The Young Churchwarden
by Thomas Hardy
When he lit the candles there,
And the light fell on his hand,
And it trembled as he scanned
Her and me, his vanquished air
Hinted that his dream was done,
And I saw he had begun
When Love's viol was unstrung,
Sore I wished the hand that shook
Had been mine that shared her book
While that evening hymn was sung,
His the victor's, as he lit
Candles where he had bidden us sit
With vanquished look.
Now her dust lies listless there,
His afar from tending hand,
What avails the victory scanned?
Does he smile from upper air:
"Ah, my friend, your dream is done;
And 'tis YOU who have begun
This poem came up for my Random Poem selection. I've read it over a few times and I'm darned if I can figure out who did what to whom. Anyone want to try to puzzle it out?
The narrator is still alive, the girl and the church warden dead, and he can't see what advantage he has. Just first thoughts, never read the poem before.

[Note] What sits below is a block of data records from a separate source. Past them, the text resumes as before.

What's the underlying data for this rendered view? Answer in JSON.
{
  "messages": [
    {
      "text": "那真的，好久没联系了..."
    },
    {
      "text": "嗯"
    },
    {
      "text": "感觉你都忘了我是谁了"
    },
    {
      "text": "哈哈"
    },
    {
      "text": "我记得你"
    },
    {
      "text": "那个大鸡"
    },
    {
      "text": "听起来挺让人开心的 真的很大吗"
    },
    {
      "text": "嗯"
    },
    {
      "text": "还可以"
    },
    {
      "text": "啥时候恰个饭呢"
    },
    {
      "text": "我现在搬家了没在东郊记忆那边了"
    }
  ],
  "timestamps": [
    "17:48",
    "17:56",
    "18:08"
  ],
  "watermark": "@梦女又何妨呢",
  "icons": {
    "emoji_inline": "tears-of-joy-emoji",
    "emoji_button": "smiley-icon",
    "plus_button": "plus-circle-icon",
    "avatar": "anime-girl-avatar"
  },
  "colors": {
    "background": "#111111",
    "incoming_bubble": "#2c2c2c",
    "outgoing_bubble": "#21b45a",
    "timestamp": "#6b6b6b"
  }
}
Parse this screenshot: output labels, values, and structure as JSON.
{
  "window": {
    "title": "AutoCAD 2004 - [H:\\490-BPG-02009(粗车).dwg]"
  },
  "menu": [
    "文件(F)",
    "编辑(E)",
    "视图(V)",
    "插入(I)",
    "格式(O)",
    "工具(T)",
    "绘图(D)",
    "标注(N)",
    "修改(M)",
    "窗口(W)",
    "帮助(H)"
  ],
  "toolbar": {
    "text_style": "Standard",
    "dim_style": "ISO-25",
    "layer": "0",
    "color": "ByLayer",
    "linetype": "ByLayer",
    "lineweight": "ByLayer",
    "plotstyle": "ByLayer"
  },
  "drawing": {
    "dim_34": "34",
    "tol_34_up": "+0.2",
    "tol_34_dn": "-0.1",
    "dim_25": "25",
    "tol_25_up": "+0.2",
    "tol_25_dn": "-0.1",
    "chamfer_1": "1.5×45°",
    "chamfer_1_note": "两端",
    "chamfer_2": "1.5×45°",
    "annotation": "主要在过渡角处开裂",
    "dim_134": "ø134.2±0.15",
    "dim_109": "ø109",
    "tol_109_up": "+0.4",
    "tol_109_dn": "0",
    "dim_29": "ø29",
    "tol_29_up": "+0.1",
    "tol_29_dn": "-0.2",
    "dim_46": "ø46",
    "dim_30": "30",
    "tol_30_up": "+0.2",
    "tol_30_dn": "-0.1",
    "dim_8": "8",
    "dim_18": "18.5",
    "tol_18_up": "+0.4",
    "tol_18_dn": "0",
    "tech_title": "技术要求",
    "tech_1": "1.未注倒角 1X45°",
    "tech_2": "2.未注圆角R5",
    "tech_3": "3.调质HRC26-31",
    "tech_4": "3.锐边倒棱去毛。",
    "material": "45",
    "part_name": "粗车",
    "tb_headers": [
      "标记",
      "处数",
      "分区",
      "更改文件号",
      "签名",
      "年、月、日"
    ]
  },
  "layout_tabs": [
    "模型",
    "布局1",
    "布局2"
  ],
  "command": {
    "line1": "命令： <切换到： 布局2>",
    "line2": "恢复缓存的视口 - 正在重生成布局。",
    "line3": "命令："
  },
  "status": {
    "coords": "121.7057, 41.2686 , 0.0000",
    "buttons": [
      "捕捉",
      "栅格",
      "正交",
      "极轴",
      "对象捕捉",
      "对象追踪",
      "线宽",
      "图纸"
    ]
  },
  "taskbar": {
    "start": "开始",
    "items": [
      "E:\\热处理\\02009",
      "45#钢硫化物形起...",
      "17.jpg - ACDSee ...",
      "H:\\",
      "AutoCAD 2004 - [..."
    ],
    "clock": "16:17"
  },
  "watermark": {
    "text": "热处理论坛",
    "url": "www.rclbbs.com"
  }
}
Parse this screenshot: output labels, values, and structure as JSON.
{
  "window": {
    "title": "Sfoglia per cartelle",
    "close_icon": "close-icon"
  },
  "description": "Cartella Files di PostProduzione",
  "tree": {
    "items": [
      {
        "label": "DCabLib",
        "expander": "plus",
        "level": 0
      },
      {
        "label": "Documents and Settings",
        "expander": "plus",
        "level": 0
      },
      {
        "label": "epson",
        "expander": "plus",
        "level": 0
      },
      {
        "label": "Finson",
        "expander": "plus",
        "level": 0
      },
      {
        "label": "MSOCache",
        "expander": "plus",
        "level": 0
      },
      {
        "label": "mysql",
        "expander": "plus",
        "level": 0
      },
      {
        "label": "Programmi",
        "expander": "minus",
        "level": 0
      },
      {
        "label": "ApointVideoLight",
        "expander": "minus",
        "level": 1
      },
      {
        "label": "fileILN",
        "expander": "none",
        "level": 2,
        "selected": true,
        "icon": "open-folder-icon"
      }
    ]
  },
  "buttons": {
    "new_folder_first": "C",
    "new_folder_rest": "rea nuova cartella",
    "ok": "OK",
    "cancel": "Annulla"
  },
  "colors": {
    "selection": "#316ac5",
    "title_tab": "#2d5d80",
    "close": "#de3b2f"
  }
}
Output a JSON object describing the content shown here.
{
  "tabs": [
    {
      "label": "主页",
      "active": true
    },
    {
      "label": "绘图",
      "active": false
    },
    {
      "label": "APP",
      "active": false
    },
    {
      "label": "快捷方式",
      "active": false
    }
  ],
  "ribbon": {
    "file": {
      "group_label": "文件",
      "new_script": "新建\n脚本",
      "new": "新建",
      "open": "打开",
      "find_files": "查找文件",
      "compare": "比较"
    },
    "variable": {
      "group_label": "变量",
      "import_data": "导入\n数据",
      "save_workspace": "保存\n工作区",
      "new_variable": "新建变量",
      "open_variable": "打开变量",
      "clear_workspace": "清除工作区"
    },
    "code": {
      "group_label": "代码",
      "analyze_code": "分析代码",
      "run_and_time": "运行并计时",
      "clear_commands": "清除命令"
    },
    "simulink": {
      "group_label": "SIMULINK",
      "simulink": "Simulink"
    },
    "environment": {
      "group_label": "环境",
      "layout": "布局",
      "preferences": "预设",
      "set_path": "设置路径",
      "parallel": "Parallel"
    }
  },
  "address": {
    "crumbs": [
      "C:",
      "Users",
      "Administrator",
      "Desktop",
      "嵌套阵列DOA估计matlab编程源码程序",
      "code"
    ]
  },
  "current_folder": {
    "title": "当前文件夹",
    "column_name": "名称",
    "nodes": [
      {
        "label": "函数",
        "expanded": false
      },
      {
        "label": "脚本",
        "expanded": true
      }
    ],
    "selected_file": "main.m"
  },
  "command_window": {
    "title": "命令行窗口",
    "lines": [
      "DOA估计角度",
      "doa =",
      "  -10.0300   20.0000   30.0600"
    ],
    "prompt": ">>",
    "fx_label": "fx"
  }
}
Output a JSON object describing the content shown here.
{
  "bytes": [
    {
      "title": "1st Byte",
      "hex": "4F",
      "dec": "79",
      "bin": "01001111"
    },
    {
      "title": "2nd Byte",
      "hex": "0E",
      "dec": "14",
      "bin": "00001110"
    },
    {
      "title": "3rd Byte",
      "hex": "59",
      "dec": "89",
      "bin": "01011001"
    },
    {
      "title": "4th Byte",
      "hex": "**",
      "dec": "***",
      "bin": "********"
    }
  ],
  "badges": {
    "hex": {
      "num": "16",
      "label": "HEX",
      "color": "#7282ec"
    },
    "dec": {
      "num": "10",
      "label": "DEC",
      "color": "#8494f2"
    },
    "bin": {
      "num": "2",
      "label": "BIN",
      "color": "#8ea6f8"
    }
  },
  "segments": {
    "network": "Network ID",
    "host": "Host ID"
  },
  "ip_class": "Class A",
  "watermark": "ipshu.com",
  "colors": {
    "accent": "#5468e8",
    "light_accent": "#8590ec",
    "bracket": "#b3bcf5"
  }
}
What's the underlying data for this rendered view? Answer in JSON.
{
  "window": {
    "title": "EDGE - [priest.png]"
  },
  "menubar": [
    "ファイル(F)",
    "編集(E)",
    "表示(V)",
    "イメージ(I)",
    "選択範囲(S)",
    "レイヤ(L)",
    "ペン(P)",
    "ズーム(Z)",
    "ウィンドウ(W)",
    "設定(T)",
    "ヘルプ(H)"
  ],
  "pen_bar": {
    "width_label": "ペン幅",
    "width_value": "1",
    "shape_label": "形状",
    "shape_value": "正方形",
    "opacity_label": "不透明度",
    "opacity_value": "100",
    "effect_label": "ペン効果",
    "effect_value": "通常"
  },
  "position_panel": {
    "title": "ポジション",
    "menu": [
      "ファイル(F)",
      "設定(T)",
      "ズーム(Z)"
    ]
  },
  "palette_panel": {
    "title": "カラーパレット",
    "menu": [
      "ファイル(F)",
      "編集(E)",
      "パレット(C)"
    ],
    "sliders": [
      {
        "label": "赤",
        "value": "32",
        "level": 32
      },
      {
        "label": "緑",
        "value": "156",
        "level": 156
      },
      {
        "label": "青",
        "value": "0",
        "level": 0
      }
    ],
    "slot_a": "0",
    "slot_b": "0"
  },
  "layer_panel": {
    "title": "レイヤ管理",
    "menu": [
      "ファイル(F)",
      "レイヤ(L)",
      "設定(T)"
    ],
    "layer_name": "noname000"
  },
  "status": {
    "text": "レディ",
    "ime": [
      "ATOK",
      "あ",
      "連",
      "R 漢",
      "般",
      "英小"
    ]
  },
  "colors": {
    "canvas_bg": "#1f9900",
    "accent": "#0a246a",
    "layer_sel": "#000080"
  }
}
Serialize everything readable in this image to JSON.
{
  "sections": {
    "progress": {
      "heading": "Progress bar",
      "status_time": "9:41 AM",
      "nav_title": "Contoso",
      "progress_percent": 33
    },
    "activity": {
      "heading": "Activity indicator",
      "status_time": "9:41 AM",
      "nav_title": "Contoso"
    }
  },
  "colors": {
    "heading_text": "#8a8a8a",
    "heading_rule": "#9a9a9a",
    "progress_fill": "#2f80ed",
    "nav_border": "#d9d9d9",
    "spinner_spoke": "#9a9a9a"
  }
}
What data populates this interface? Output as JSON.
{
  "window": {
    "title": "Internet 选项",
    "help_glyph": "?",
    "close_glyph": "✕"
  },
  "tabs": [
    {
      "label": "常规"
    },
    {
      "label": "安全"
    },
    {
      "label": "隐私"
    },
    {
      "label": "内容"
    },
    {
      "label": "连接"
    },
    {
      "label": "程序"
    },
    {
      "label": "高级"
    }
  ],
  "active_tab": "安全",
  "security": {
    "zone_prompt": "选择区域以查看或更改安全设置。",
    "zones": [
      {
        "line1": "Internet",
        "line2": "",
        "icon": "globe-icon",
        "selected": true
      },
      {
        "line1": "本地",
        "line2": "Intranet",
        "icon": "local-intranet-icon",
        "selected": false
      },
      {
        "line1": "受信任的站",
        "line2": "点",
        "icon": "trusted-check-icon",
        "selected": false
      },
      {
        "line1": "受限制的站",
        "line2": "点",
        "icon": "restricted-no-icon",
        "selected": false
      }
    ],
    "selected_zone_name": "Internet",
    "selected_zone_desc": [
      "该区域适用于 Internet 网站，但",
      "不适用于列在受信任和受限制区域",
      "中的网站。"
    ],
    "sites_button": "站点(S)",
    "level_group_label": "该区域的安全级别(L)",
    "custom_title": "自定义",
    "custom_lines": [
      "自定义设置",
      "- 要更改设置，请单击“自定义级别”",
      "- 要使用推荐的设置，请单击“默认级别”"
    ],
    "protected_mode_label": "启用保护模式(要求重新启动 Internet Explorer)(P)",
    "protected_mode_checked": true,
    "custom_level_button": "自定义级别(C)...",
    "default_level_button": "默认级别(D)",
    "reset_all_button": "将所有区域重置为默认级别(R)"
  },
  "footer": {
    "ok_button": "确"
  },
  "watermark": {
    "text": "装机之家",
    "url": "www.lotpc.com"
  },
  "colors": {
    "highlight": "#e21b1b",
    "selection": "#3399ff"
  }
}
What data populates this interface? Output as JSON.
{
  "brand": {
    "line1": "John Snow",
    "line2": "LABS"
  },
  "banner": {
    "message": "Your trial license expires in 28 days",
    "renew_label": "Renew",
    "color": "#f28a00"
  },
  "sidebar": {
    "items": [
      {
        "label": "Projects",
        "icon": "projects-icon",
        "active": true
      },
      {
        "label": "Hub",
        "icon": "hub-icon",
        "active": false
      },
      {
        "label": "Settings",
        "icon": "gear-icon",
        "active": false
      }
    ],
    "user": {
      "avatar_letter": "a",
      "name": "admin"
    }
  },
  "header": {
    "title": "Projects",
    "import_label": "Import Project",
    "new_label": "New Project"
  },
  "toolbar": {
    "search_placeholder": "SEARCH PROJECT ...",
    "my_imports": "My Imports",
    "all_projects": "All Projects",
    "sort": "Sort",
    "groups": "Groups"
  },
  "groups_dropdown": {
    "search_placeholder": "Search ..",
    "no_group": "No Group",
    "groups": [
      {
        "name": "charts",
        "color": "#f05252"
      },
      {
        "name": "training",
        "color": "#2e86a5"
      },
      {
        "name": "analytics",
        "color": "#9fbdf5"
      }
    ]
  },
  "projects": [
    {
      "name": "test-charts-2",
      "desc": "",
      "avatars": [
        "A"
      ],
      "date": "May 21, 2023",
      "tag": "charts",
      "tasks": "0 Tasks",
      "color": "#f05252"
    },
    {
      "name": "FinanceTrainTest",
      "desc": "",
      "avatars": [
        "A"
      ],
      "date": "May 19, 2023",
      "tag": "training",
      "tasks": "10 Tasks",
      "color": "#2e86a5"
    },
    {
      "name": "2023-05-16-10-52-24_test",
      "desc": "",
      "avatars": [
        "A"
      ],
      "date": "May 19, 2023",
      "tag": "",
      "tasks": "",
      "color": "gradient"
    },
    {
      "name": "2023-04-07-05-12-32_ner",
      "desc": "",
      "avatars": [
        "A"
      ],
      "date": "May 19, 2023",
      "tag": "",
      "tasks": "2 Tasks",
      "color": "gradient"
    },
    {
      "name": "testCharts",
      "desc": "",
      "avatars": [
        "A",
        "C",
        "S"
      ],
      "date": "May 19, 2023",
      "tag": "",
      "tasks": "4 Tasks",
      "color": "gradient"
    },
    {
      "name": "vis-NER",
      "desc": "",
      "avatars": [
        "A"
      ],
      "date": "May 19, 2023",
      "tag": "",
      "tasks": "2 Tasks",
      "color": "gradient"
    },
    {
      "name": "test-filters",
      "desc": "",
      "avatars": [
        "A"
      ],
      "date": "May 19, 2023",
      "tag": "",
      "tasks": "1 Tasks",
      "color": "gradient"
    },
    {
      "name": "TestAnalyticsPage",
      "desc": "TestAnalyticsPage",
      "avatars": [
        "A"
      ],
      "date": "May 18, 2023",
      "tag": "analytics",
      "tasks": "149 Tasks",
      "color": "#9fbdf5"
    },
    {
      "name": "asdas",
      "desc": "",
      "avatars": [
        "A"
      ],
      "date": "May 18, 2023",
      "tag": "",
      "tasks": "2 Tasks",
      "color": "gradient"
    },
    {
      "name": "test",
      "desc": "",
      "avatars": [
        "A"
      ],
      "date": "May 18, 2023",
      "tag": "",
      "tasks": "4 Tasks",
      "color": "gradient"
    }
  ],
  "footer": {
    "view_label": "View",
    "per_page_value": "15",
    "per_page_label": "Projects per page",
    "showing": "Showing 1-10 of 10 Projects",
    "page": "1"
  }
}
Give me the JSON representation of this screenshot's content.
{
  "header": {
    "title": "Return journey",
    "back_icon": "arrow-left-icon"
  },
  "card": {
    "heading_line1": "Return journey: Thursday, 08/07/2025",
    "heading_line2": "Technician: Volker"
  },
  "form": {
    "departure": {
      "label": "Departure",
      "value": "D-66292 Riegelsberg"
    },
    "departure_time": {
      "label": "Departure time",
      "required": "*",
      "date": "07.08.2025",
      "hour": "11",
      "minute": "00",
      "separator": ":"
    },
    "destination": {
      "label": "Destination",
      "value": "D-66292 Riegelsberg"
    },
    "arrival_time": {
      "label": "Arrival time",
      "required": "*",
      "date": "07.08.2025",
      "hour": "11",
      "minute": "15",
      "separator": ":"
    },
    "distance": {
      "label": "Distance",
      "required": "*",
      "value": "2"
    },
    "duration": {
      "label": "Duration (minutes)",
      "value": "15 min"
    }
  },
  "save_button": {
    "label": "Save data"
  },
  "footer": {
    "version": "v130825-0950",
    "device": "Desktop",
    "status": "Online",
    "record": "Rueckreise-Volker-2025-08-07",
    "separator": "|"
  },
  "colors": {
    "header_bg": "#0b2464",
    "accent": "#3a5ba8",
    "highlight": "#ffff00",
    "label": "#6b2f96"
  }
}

In the first stanza, the church warden sees that the couple is in love
In the second stanza the narrator wishes it was he rather than the warden who has died and is with his lover.
The warden speaks to the narrator and in essence says that God loved his beloved and has taken her to be with Him.
The church warden sees the couple is in love and knows he has no chance with her. Now, after her death , the narrator wishes that the church warden had won her instead of him. "Sore I wished the hand that shook had been mine..." ( love unstrung...maybe a bad marriage?) The narrator feels that the dead church warden is looking down on him and is gloating that he dodged a bullet by being the "loser" Her being described as "listless dust" does not sound too loving to me. I could be wrong. It's happened before.
Interesting. To add to the confusion, for some reason, my thesaurus shows churchwarden as a synonym for a tobacco pipe.
Somebody's dead, for sure.
To say more, I'd have to think about it for a long time.
But this much I can contribute:
Re: "When Love's viol was unstrung"
"Unstringed viol" is from Shakespeare (R2) and it means a person who is prevented from speaking -- not mute, but silenced.
In R2 it refers to someone from England who, living in a non-English-speaking country, will feel like "an unstringed viol" because he can't communicate.
Here I think it means someone who cannot "speak now" and therefore must "forever hold his peace." (And his tobacco pipe, of course.)
Somehow the 'Love's viol' line makes me think that they've fallen out of love. The narrator no longer wants the girl, and wishes that the churchwarden had won in the first place.
The third stanza 'His [grave] afar from tending hand' makes me wonder if the churchwarden had gone off somewhere. Perhaps the loss of his love drove him off to be a missionary.
A very long clay pipe, the sort favoured by churchwardens
From: [30.1911encyclopedia.org] />
"The duties of churchwardens comprise the provision of necessaries for divine service, so far as the church funds or voluntary subscriptions permit, the collecting the offertory of the congregation, the keeping of order during the divine service, and the giving of offenders into custody; the assignment of seats to parishioners; the guardianship of the movable goods of the church; the preservation and repair of the church and churchyard, the fabric and the fixtures; and the presentment of offences against ecclesiastical law."
Hugh, churchwarden=tobacco pipe is because there is a long thin stemed pipe which is called "the churchwarden".
I vote with Pam here. Seems 't me, a love triangle, the girl passed away and this is the solemn interaction of the two suitors, and because he had fallen out of love for her, his wishes that the other fellow had prevailed.